But it’s there, and it’s been orchestrated to be disseminated in a manner that is everywhere. There’s going to be no place that’s safe, unless you’re in a bunker underground 300 feet with an independent filtered water source and an independent filtered air source. It could be also be just through contact, and that’s been also postulated. Just things that we’re touching.
People that have gotten exposed to shedding, which means that you don’t get the vaccine itself, but you’re in close proximity to other people that have gotten the so-called vaccine, the messenger RNA modified genetic experimentation that is introducing this spike protein into you. So people that have been close proximity with other people are experiencing symptomology that’s similar. And that’s because they’ve gotten what they call the shedding. The shedding is exposure of that spike protein that they have been exposed to. That’s exactly what happened to me because I haven’t had the jab, and I’d refused to take the jab, but I have had 2 specific exposures.
Which led Dr. Buttar to conclude:
And the 2nd time was when I gave a CNN interview, and they’d given me some water to drink. And I remember as I’m guzzling down the water, I’m thinking to myself, was that lid already open? I remember thinking I’m paranoid. And I got sick right after that; within half an hour I started getting sick.

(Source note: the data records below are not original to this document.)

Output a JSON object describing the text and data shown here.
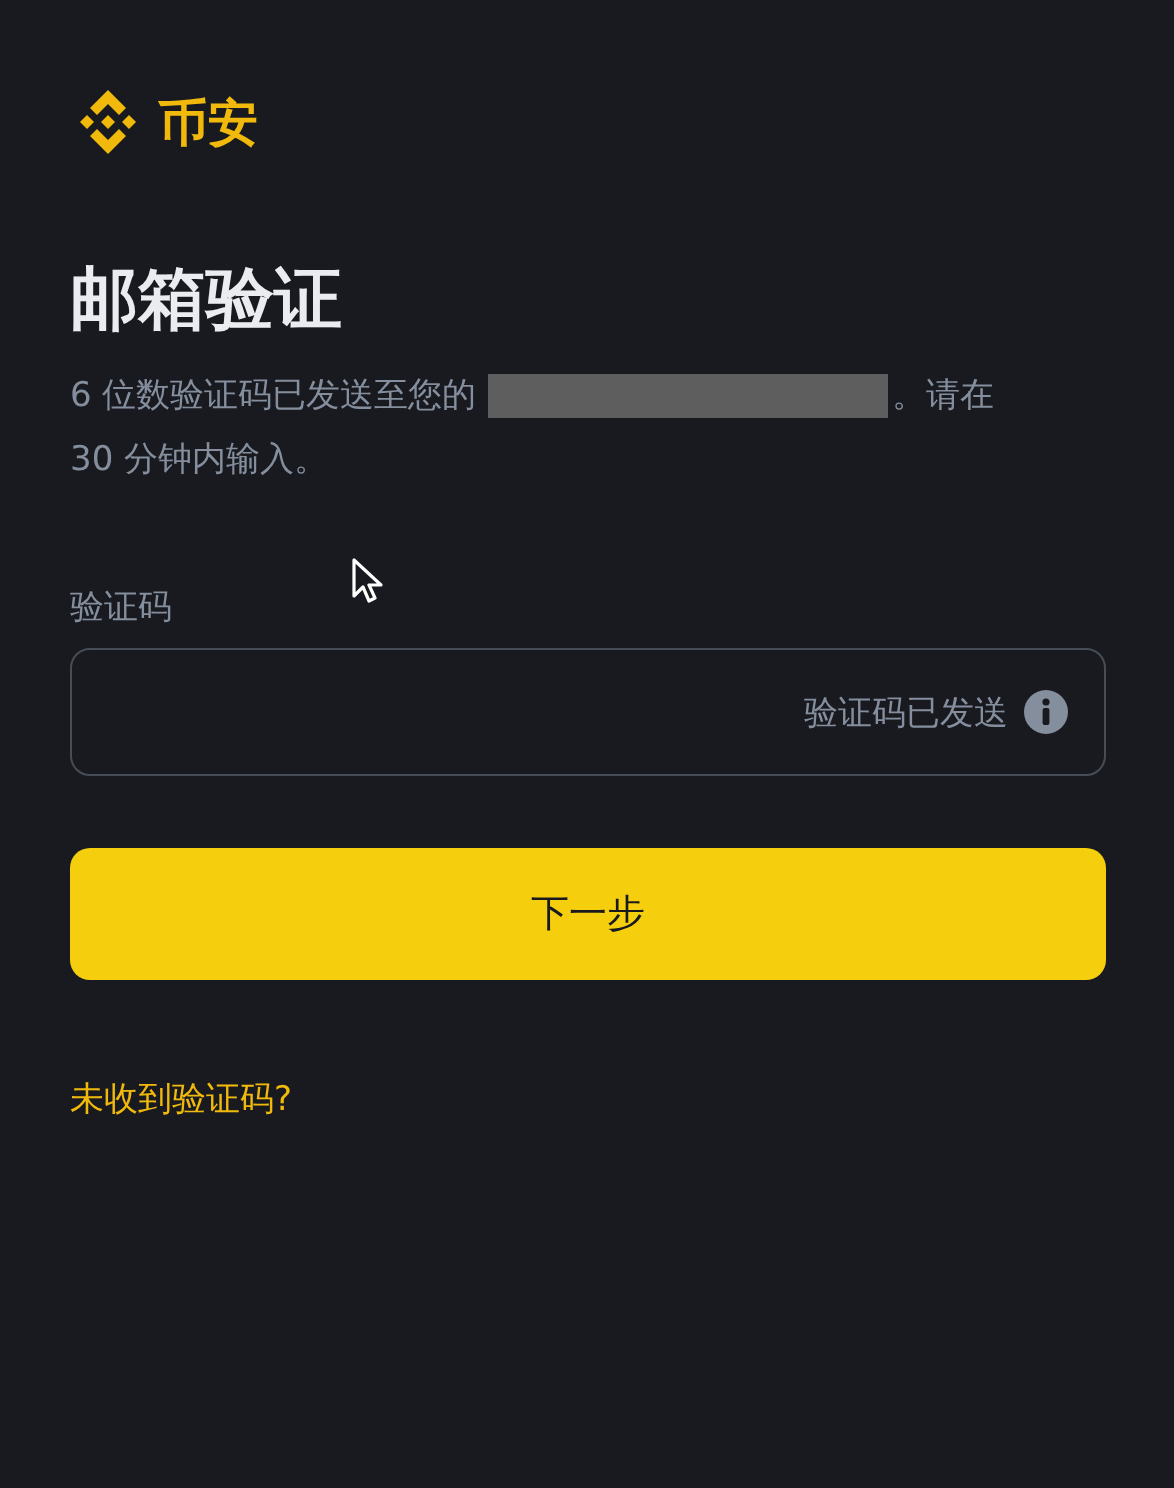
{
  "brand": {
    "name": "币安"
  },
  "title": "邮箱验证",
  "description": {
    "before": "6 位数验证码已发送至您的",
    "after": "。请在",
    "line_2": "30 分钟内输入。",
    "redacted": true
  },
  "code_field": {
    "label": "验证码",
    "status": "验证码已发送"
  },
  "next_button": {
    "label": "下一步"
  },
  "help_link": "未收到验证码?",
  "cursor": {
    "visible": true
  }
}
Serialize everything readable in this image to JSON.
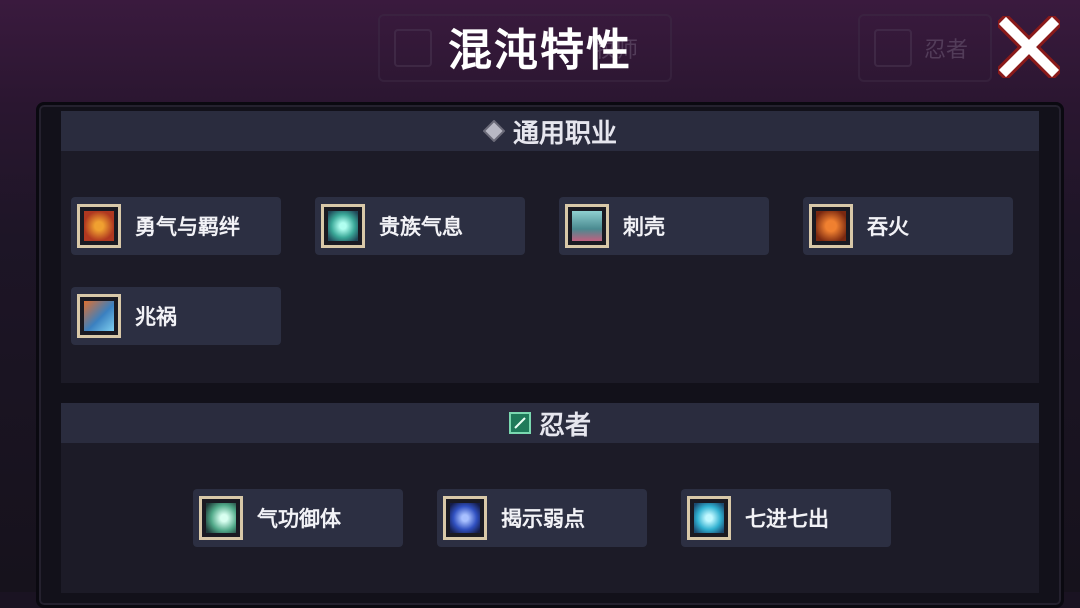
{
  "header": {
    "title": "混沌特性"
  },
  "background_tabs": [
    {
      "label": "牧师"
    },
    {
      "label": "忍者"
    }
  ],
  "sections": [
    {
      "title": "通用职业",
      "icon": "diamond-icon",
      "traits": [
        {
          "label": "勇气与羁绊",
          "icon": "shield-flame-icon",
          "color": "#c8582a"
        },
        {
          "label": "贵族气息",
          "icon": "noble-orb-icon",
          "color": "#5bd0c0"
        },
        {
          "label": "刺壳",
          "icon": "spiked-shell-icon",
          "color": "#6fb0b0"
        },
        {
          "label": "吞火",
          "icon": "fire-face-icon",
          "color": "#e0622a"
        },
        {
          "label": "兆祸",
          "icon": "omen-icon",
          "color": "#4a9ad0"
        }
      ]
    },
    {
      "title": "忍者",
      "icon": "ninja-blade-icon",
      "traits": [
        {
          "label": "气功御体",
          "icon": "qigong-icon",
          "color": "#8fe0c0"
        },
        {
          "label": "揭示弱点",
          "icon": "reveal-weakness-icon",
          "color": "#3a5ad0"
        },
        {
          "label": "七进七出",
          "icon": "swirl-icon",
          "color": "#40c8e0"
        }
      ]
    }
  ]
}
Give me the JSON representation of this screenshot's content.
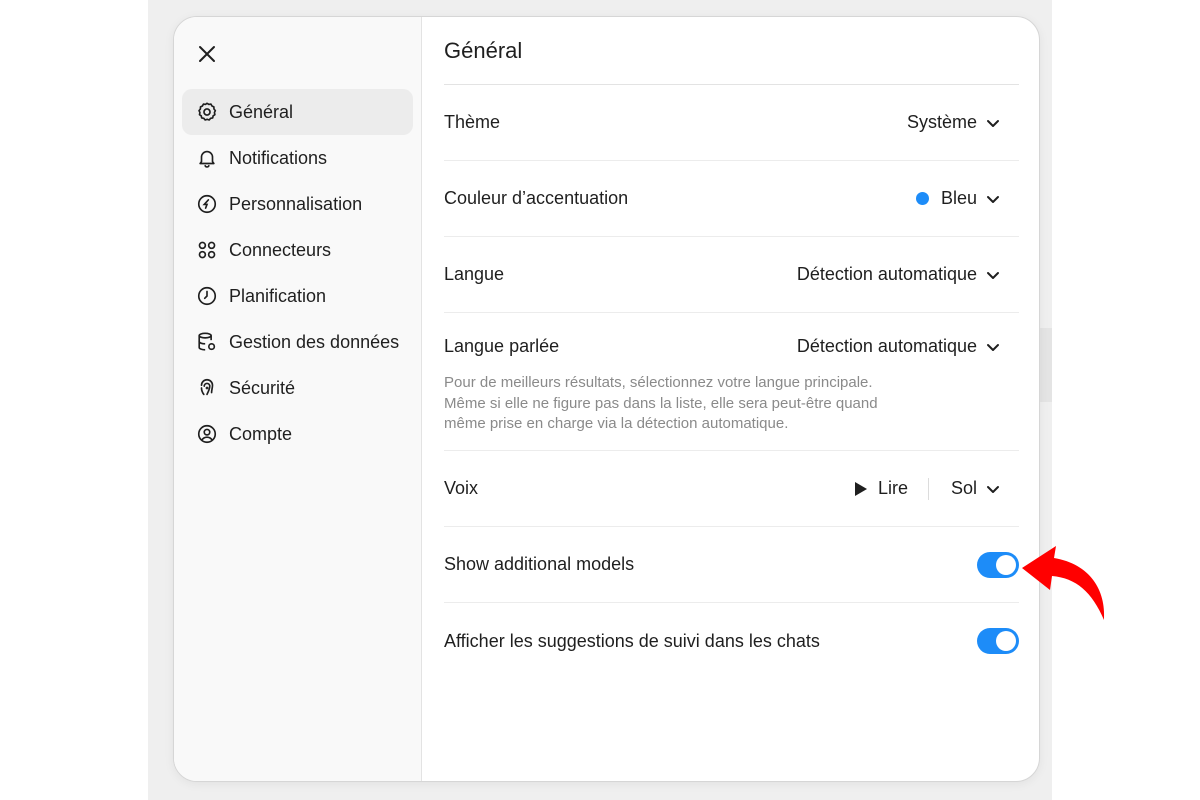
{
  "sidebar": {
    "items": [
      {
        "label": "Général",
        "icon": "gear-icon",
        "active": true
      },
      {
        "label": "Notifications",
        "icon": "bell-icon"
      },
      {
        "label": "Personnalisation",
        "icon": "personalization-icon"
      },
      {
        "label": "Connecteurs",
        "icon": "connectors-icon"
      },
      {
        "label": "Planification",
        "icon": "clock-icon"
      },
      {
        "label": "Gestion des données",
        "icon": "database-gear-icon"
      },
      {
        "label": "Sécurité",
        "icon": "fingerprint-icon"
      },
      {
        "label": "Compte",
        "icon": "user-circle-icon"
      }
    ]
  },
  "main": {
    "title": "Général",
    "theme": {
      "label": "Thème",
      "value": "Système"
    },
    "accent": {
      "label": "Couleur d’accentuation",
      "value": "Bleu",
      "color": "#1d8cf8"
    },
    "language": {
      "label": "Langue",
      "value": "Détection automatique"
    },
    "spoken_language": {
      "label": "Langue parlée",
      "value": "Détection automatique",
      "hint_lines": [
        "Pour de meilleurs résultats, sélectionnez votre langue principale.",
        "Même si elle ne figure pas dans la liste, elle sera peut-être quand",
        "même prise en charge via la détection automatique."
      ]
    },
    "voice": {
      "label": "Voix",
      "play_label": "Lire",
      "value": "Sol"
    },
    "show_models": {
      "label": "Show additional models",
      "enabled": true
    },
    "follow_up": {
      "label": "Afficher les suggestions de suivi dans les chats",
      "enabled": true
    }
  },
  "colors": {
    "accent": "#1d8cf8",
    "annotation_arrow": "#ff0000"
  }
}
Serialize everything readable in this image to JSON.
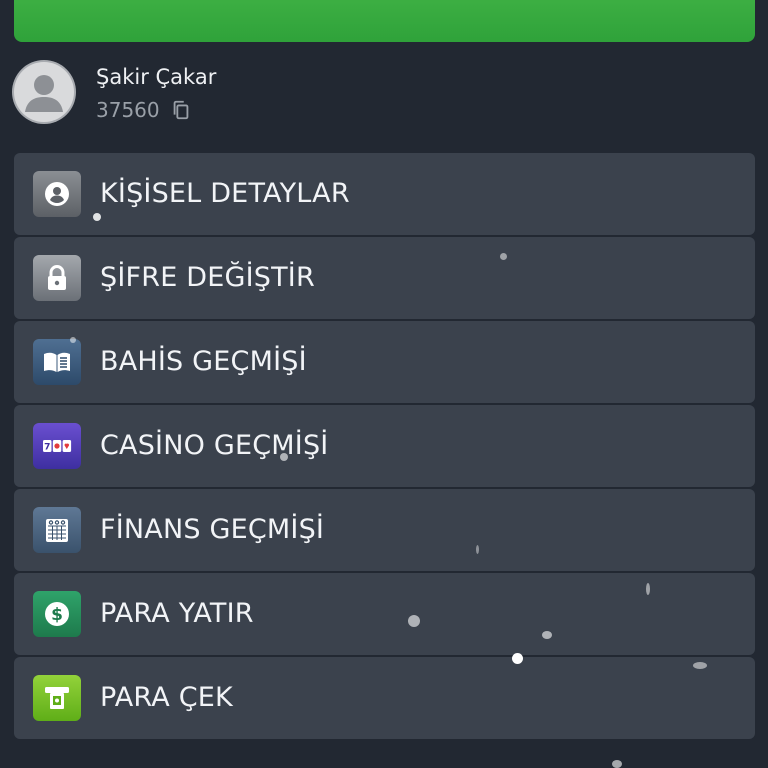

So those are the 2 times that I could have been targeted or poisoned, if you will. Or it could have been just because I was sitting in a plane in close proximity to other people that had the vaccine or in some other type of public space. So I don’t know how I’d gotten it, but many people have experienced this viral shedding. And we call it viral shedding because nobody knew, really, what it was, but it’s actually shedding off this spike protein following the normal phenomena of viral shedding. But this is actually the spike protein that’s shedding, not a virus that’s shedding. And that spike protein is, again, that synthetic analog of these various types of poisons. Once they get into your system, then they are designed by design to elicit a response in the system. It’s targeting the heart cells, it’s targeting the cells of the reproductive system. So testicles in males and the ovaries in females, they have found an increased preponderance of the spike protein accumulating in those areas.
Sadly, a far more likely explanation for Dr. Buttar’s illness is that he had developed congestive heart failure, most likely from chronic ischemia due to cardiovascular disease, and that’s what caused him to develop the edema and difficulty breathing. He might also have had some venous insufficiency or other reason for his edema to be nonpitting. Who knows? Alternatively, maybe he had a silent myocardial infarction (or one with only mild symptoms that he ignored) and developed progressive heart failure afteward. He might even have had COVID-19, which caused a case of myocarditis. Again, who knows? The story as related by him and his followers lacks sufficient detail to allow for more than educated speculation about what happened to him.
Basically, being in the ICU with congestive heart failure, for whatever reason, tells me that (1) you are not healthy, regardless of how healthy you might think you are, and (2) you are at high risk of sudden cardiac death, which is very likely what happened to Dr. Buttar in May. Again, we can’t know for sure. Even adding the account in Otto’s book to the videos that I’ve examined, there is insufficient detail in all these accounts, even taken together, to make a more definitive assessment.